Sequencers by definition traditionally lock musical patterns into repetitive, unchanging blocks of time. But a new generation of generative sequencers can instead form organic patterns that change and transform.
Nodal is a totally free-as-in-beer (closed-source) sequencer for composing music. (A license is needed for commercial use.) As the name implies, it uses a matrix of nodes to represent musical structure. The best way to understand what that means exactly is to check out the examples and give the app a shot, but is good fun – and capable of creating some lovely, unusual musical textures.
The good news now is that if you’re on Windows XP/Vista, you’re no longer left out of the fun: the app now runs Universal on Mac and on Windows, as well.
Aside from Windows support, also new in version 1.1:
- New, more polished UI
- Keyboard shortcuts
- Internal MIDI synth support on Windows
It does sound as though Nodal may not remain free-as-in-beer, but with some significant updates coming later this year will move into the cheap-as-in-beer territory. Stay tuned.

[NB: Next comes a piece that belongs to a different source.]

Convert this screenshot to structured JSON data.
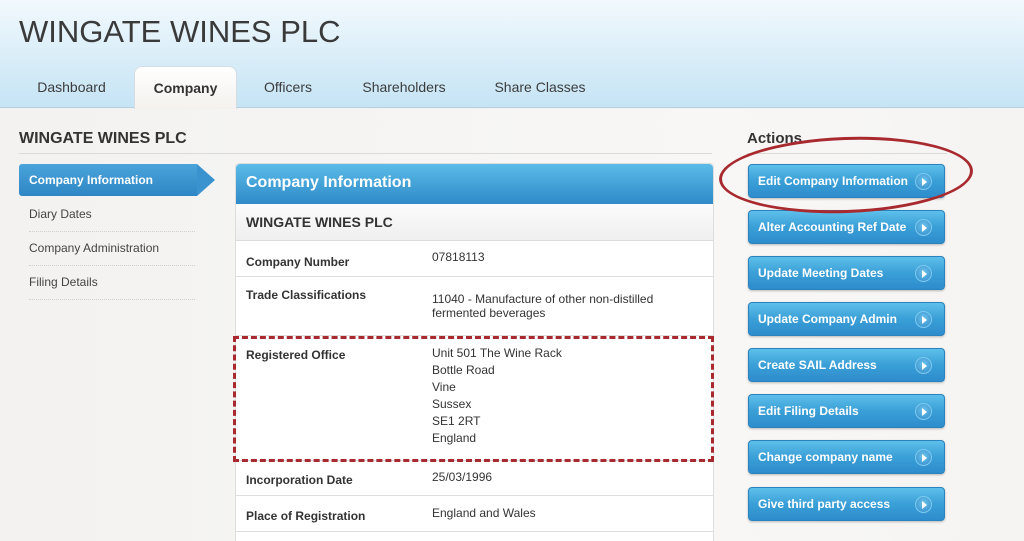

Composer and co-developer Peter Mcilwain sends along the video here with a live improvisation made in the software. It’s a bit Minimalist-influenced, but shows how you can use Nodal to drive some musical inspiration. Peter also explains just what Nodal means musically to him and the small but growing collection of users taking advantage of Nodal’s paradigm:
Interest in Nodal probably centres around the fact that the software enables sophisticated, or “deep”, generative approaches within an intuitive graphical user interface that is simple and easy to use. Many users say that the program can be learnt within a short space of time and that is fun, inspiring and is fascinating to use. Once a little experience is gained people come to recognize the rich possibilities that the network approach gives them. Nodal offers a wealth of compositional possibilities that enable users to explore transformations of musical ideas quickly and easily.

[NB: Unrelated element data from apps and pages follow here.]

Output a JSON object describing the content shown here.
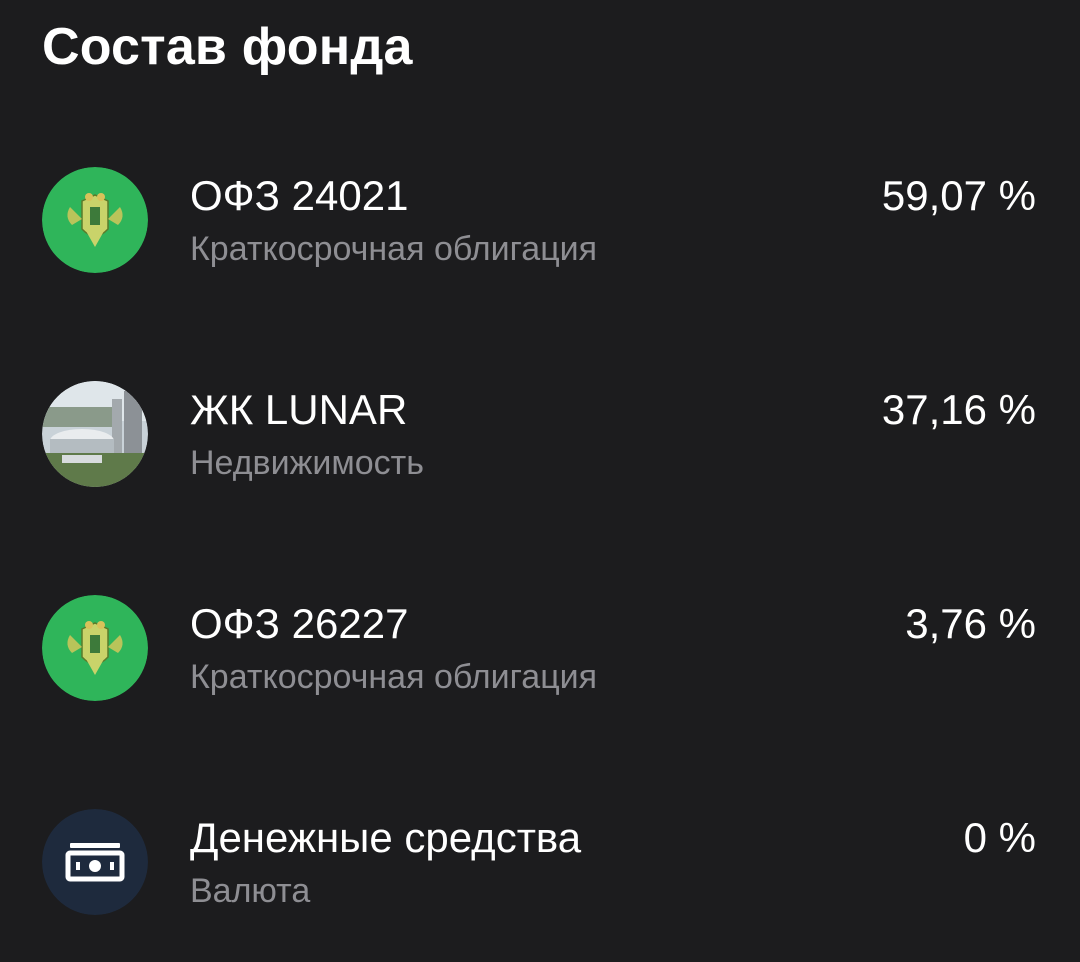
{
  "page": {
    "title": "Состав фонда"
  },
  "colors": {
    "background": "#1c1c1e",
    "primary_text": "#ffffff",
    "secondary_text": "#8e8e93",
    "bond_icon_bg": "#2fb55a",
    "cash_icon_bg": "#1e2a3d"
  },
  "holdings": [
    {
      "name": "ОФЗ 24021",
      "type": "Краткосрочная облигация",
      "share": "59,07 %",
      "icon": "coat-of-arms-icon"
    },
    {
      "name": "ЖК LUNAR",
      "type": "Недвижимость",
      "share": "37,16 %",
      "icon": "city-photo-icon"
    },
    {
      "name": "ОФЗ 26227",
      "type": "Краткосрочная облигация",
      "share": "3,76 %",
      "icon": "coat-of-arms-icon"
    },
    {
      "name": "Денежные средства",
      "type": "Валюта",
      "share": "0 %",
      "icon": "banknote-icon"
    }
  ]
}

Much music has been made using processes such as looping. Nodal does this too, but with a number significant additions. For example, it is possible to have loops within loops. The musical diversity that is possible takes Nodal beyond from the concept of a loop into a territory that is more like creating maps of musical pathways with which musical possibilities can be navigated. Musical materials can be played forwards and backwards, recombined or played with different rhythms. All of these transformations can happen in real-time making it a rich tool for computer assisted improvisation.
In fact working with Nodal can be very similar to more traditional composition processes. Here a small musical cell might be created which is then developed, elaborated or transformed into new material. Seen in this way, composing does not necessarily involve making a string of new ideas but instead it is the exploration of different aspects of a single idea. By limiting a composition to a small number of ideas the music maintains coherence and a sense of unity. While composers have done this manually, and in some cases masterfully, Nodal enables the transformation of idea to be automated and extended to transformational processes that would be very difficult to achieve with pen and paper.